Launched in 2018, the Big X 1180 produces a massive 1,156hp from its 24l Liebherr V12 engine. To help understand this, take for example your typical 120hp tractor, common on Irish farms. Now imagine 10 of these 120hp tractors combined as one.

These 10 tractors together would have the same horsepower as one Big X 1180. The horsepower of the average forage harvester in Ireland is currently in the region of 500hp, still plenty of power to chop grass.

The Big X 1180 in question was delivered to a large contracting outfit in Co Derry, just in time for the 2021 silage season.

This big machine comes with a big price tag.

If you want to say that 1,156hp is yours then you’ll have to be prepared to part with its list price of €550,000 plus VAT.

Claas Cougar 1400 self-propelled mower

The Claas Cougar 1400 in action earlier this season.

The Claas Cougar 1400 is one of the world’s largest self-propelled mowers, capable of mowing 12.6m (41ft) in just one pass. However, these particular machines are no longer in production.

Claas only built Cougar models for retail between 2005 and 2009. Since then, no other manufacturer has brought a larger self-propelled mower to market entirely.

Krone did build a Big M 500 model capable of mowing 13.2m in one pass but it never went into full production. The closest competitor to the Cougar on the market today is the Krone Big M 450 with its mowing width of 9.95m (32.6ft).

Many of these machines are working in Irish contracting fleets.

This year, 12 years after Cougar production stopped, we saw the first Irish-bought machine arrive in the country. This machine started out its life with a large UK contractor before making its way to Westmeath contractors, Malone Agri.

With roughly only 100 units ever built, not many remain in action today.

The Cougar’s cab turns 180° depending on whether road or field mode is selected. Powering the Cougar is a 480hp Daimler Chrysler engine. Weighing in at 18,500kg, it is 11.5m long, 3.96m high and up to 3.5m wide.

Grimme Varitron 470 potato harvester

The Grimme Varitron 470 potato harvester in action.

The Grimme Varitron 470 is a self-propelled four-row potato harvester. Like most potato equipment, it might look unusual to some people.

This is because it is rather specialised in how it works. The harvester’s job is to pick the potatoes from the row and separate them from the soil.

Before self-propelled harvesters, all harvesters were trailed machines, meaning they were pulled using a tractor. This is still the case on many farms today.

The move was made 15-20 years ago towards self-propelled machines capable of lifting two rows of potatoes at once.

However, in the last five years a number of large Irish farmers have made the move to four-row machines which allow double the amount of potatoes to be harvested at the same time.

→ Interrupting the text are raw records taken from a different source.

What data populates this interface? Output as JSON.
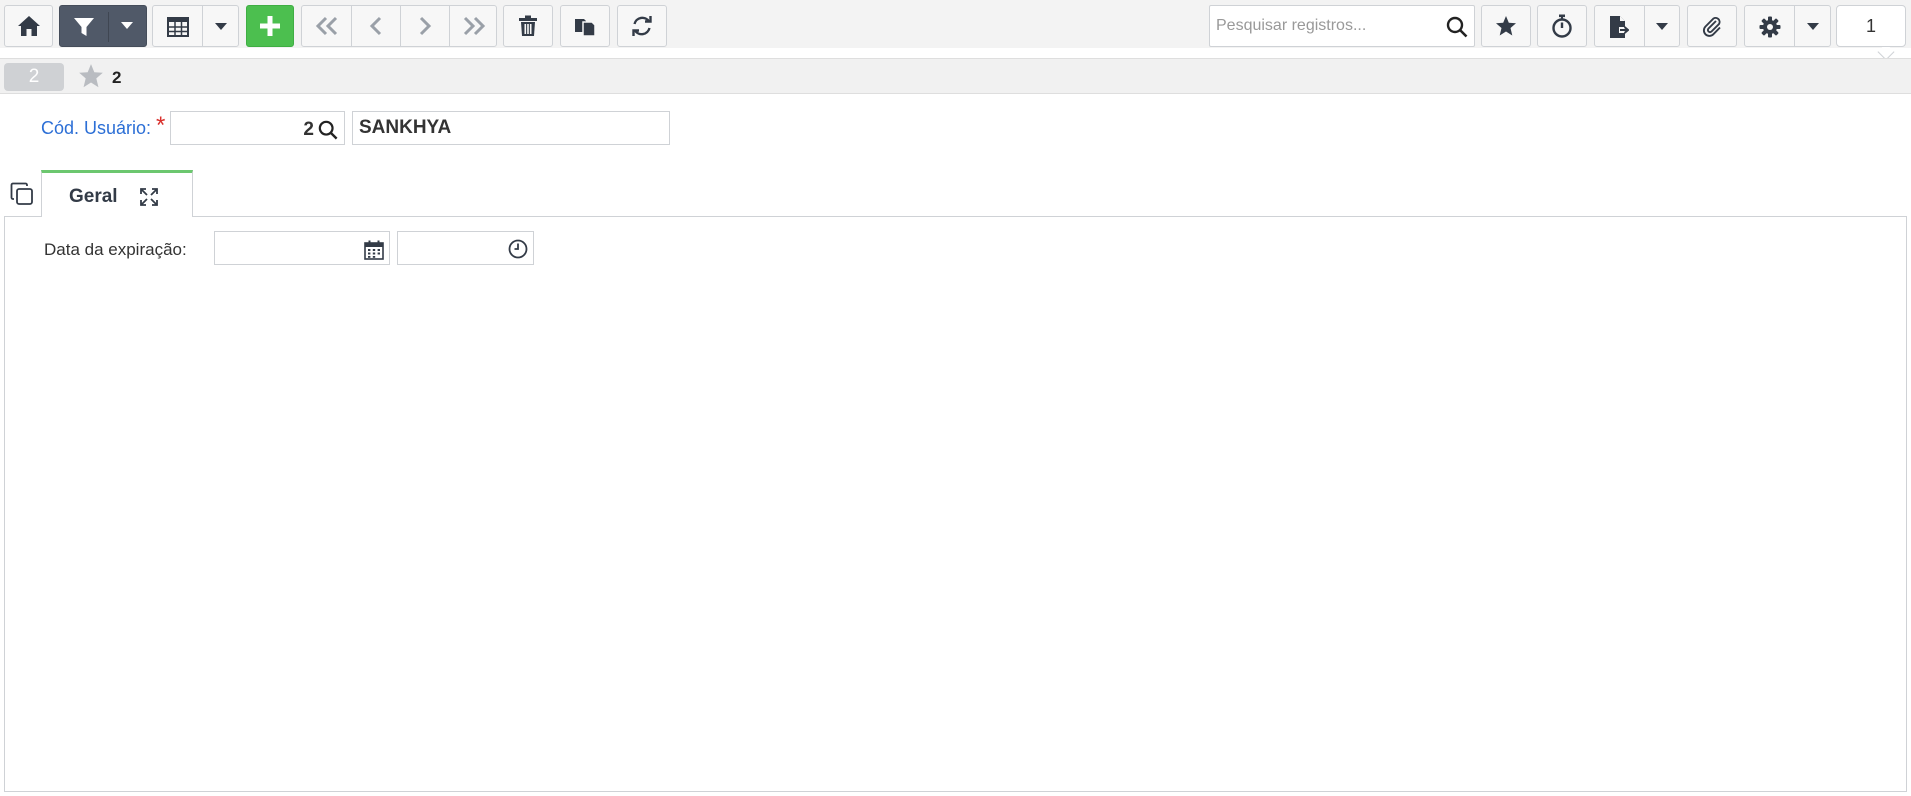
{
  "toolbar": {
    "search": {
      "placeholder": "Pesquisar registros..."
    },
    "record_counter": "1",
    "colors": {
      "filter_bg": "#505968",
      "add_bg": "#4cbf4f",
      "nav_icon": "#9aa0a8",
      "icon": "#333b47"
    },
    "icons": [
      "home-icon",
      "filter-icon",
      "chevron-down-icon",
      "grid-icon",
      "plus-icon",
      "first-record-icon",
      "previous-record-icon",
      "next-record-icon",
      "last-record-icon",
      "trash-icon",
      "duplicate-icon",
      "refresh-icon",
      "search-icon",
      "star-icon",
      "stopwatch-icon",
      "export-icon",
      "paperclip-icon",
      "gear-icon"
    ]
  },
  "record_bar": {
    "record_badge": "2",
    "favorites_count": "2"
  },
  "form": {
    "user_code_label": "Cód. Usuário:",
    "required_mark": "*",
    "user_code_value": "2",
    "user_name_value": "SANKHYA",
    "label_color": "#2c6fd6",
    "required_color": "#d9302c"
  },
  "tabs": [
    {
      "label": "Geral",
      "active": true,
      "accent": "#6cc76f"
    }
  ],
  "general_tab": {
    "expiration_label": "Data da expiração:",
    "expiration_date": "",
    "expiration_time": ""
  }
}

Effectively, one of these four-row machines can do the work of two older two-row machines. This not only reduces fuel used but the amount of workers needed for that particular job.

Some large potato farmers are moving to these four-row harvesters for these reasons mainly and cutting out a second harvester.

This machine also can help soils as it only drives half the distance in the field compared with smaller machines so creating less soil compaction and in other words, half the ruts when conditions are wet, which they can be around harvest time.

The Grimme Varitron 470 is fitted with a 460hp engine and weighs 34,000kg fully loaded. Buyers have the option of fitting these machines with rear wheels or tracks.

Being such specialised machines, many farmers tailor them from new to suit their preferences.

The Varitron 470 potato harvester can be up to 15.62m long by 3.86m wide and 4m high, so it’s fair to say it’s a machine not designed for tight spaces.